The opening set

Ah the opening set. If you are not a DJ and reading this article, let me tell you this is a sensitive subject. Disappointed DJ’s, wrongfully played music, late arrivals, the list goes on.

But with all the drama it holds, the opening set is the most important, and let me explain why.

First impressions. It might sound like a silly analogy, but in essence your opening DJ is your greeter, the mood setter, the person who gives the waited patrons the confidence it’s going to be a good evening.

Sure the DJ starts his first track to an empty floor, but lets look at it from the club goers experience.

 

Magda (Minus Records): “The opening DJ has a huge responsibility; they can dictate the entire mood of the party,” 

 

One is generally relaxed at this time of the day or evening, some social exchanges and a few warm up drinks, if that is your kind of thing, essentially getting into the groove of what is coming ahead. Logically a warm up set is required, calm grooving sounds building up to the next DJ.

Seems quite simple right? Well it should be, but unfortunately not entirely true. There are a large amount of DJ’s that think the opposite and choose to select their big hitters in this situation.

This causes a few problems.

  1. The mood is heightened from the get go, and leaves little or no chance of progression, which leaves the following DJ’s pressured to play their own heavy hitters.
  2. The patrons don’t have much to look forward to once the opening DJ is done, and in turn become extremely hard to please as the night goes on.
  3. In this day and age where music is extremely assessable many DJ’s have. similar records, and if you are not playing the right music for your time slot, there is bound to be many repeats.

This list has the potential to be endless, but I do not want to to bore you with the nitty gritties.

 

Lee Burridge (All day I dream): “I’ve sometimes had to kill the music altogether to reset the energy.”

 

In closing, a message to the opening DJ’s:

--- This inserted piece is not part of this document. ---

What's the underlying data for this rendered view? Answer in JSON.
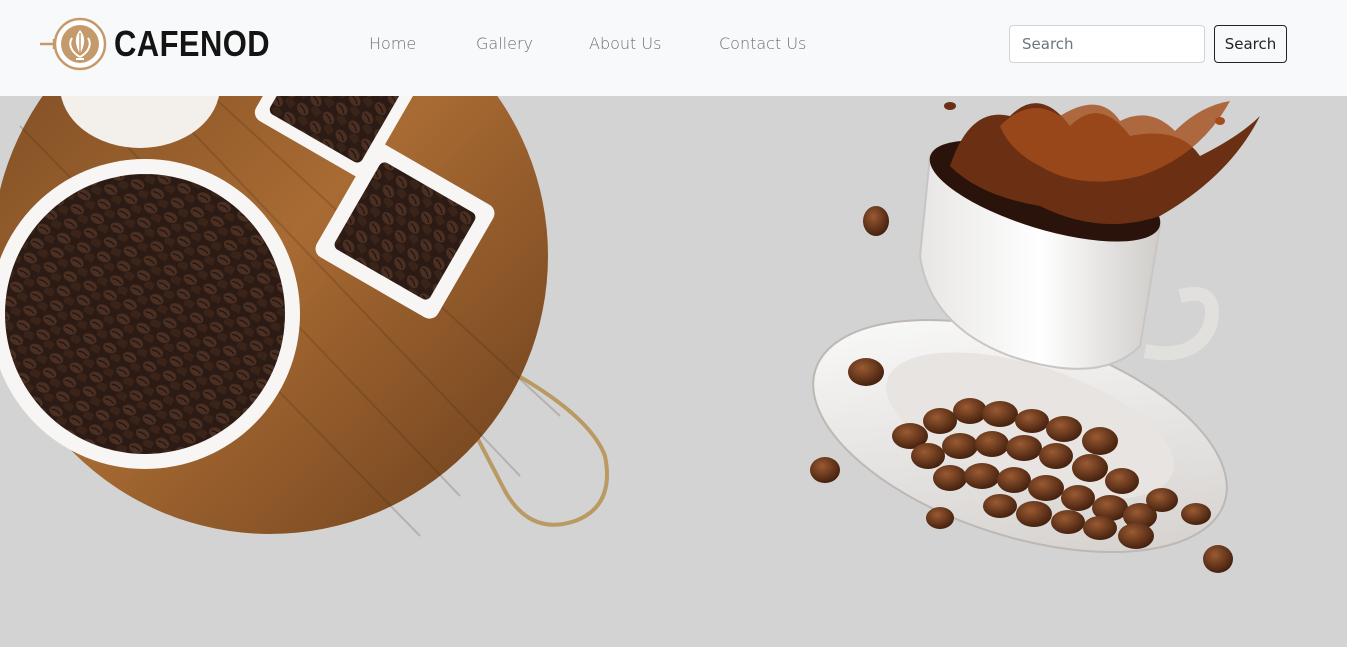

This might be early in your career and I’m sure you want to impress, but this is not the time to play your imagined festival main set. There is a time and a place for every song in your inventory. Be professional and play your part in aiding to the collective experience.

 

Steve Lawler (Viva Music): “The warm-up’s job is in fact the hardest and very important to how the whole night will turn out. If a warm-up does a good job, you can feel it in the air, and then usually 99% of the time, it’s an amazing night.” 

 

Another important mention is to be conscious of your BPM. In the general sense a good tempo for the opening set can range from 110 – 120bpm. Starting off the evening at 128bpm destroys the energy and leaves little for the following permformers to adhere to.

 

Anthony Papa: “Warming up is the most important role of the night; But I reckon clubs should have speed limits! No going over 125 bpm before midnight. If you do, you’re off, and we’ll suspend your pay for two weeks.”

 

The beauty of the opening set is that you’re essentially dictating the forthcomings of the evening, remembering that the night is not about yourself. It is a chance to also explore and play outside of your comfort zone, creating the perfect atmosphere for an incredible evening.